TO DO » Report each line of the entries that contains the word "éxito", copied in full.

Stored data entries
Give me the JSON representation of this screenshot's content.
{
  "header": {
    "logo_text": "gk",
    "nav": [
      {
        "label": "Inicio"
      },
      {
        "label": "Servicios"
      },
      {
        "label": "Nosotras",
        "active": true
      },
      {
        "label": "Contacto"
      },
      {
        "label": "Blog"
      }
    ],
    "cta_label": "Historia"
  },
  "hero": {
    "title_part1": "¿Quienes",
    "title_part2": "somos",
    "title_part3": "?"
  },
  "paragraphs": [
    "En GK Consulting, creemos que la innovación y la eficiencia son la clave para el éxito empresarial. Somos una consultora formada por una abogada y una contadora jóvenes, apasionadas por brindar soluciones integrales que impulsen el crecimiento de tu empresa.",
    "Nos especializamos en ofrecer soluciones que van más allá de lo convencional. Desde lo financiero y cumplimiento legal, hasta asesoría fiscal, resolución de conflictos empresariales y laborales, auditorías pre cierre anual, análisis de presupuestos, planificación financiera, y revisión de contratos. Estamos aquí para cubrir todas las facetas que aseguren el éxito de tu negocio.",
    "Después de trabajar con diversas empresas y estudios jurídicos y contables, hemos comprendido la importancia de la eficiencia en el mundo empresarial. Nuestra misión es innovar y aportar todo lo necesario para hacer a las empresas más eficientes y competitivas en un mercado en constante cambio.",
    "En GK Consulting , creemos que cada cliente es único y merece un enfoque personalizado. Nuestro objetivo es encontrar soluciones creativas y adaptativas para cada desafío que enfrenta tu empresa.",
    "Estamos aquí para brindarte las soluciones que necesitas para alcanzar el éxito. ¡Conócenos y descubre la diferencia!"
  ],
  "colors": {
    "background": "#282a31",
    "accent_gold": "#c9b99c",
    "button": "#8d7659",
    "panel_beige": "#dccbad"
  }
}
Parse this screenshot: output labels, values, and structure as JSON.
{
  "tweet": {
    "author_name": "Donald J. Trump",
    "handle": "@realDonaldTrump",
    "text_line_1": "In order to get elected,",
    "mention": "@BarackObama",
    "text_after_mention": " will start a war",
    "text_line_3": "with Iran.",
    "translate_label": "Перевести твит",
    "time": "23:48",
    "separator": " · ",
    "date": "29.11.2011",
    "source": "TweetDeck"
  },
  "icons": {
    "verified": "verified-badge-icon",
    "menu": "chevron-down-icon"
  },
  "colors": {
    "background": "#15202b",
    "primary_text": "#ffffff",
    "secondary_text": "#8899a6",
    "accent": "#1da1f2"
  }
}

RESPONSE BOX »
    "En GK Consulting, creemos que la innovación y la eficiencia son la clave para el éxito empresarial. Somos una consultora formada por una abogada y una contadora jóvenes, apasionadas por brindar soluciones integrales que impulsen el crecimiento de tu empresa.",
    "Nos especializamos en ofrecer soluciones que van más allá de lo convencional. Desde lo financiero y cumplimiento legal, hasta asesoría fiscal, resolución de conflictos empresariales y laborales, auditorías pre cierre anual, análisis de presupuestos, planificación financiera, y revisión de contratos. Estamos aquí para cubrir todas las facetas que aseguren el éxito de tu negocio.",
    "Estamos aquí para brindarte las soluciones que necesitas para alcanzar el éxito. ¡Conócenos y descubre la diferencia!"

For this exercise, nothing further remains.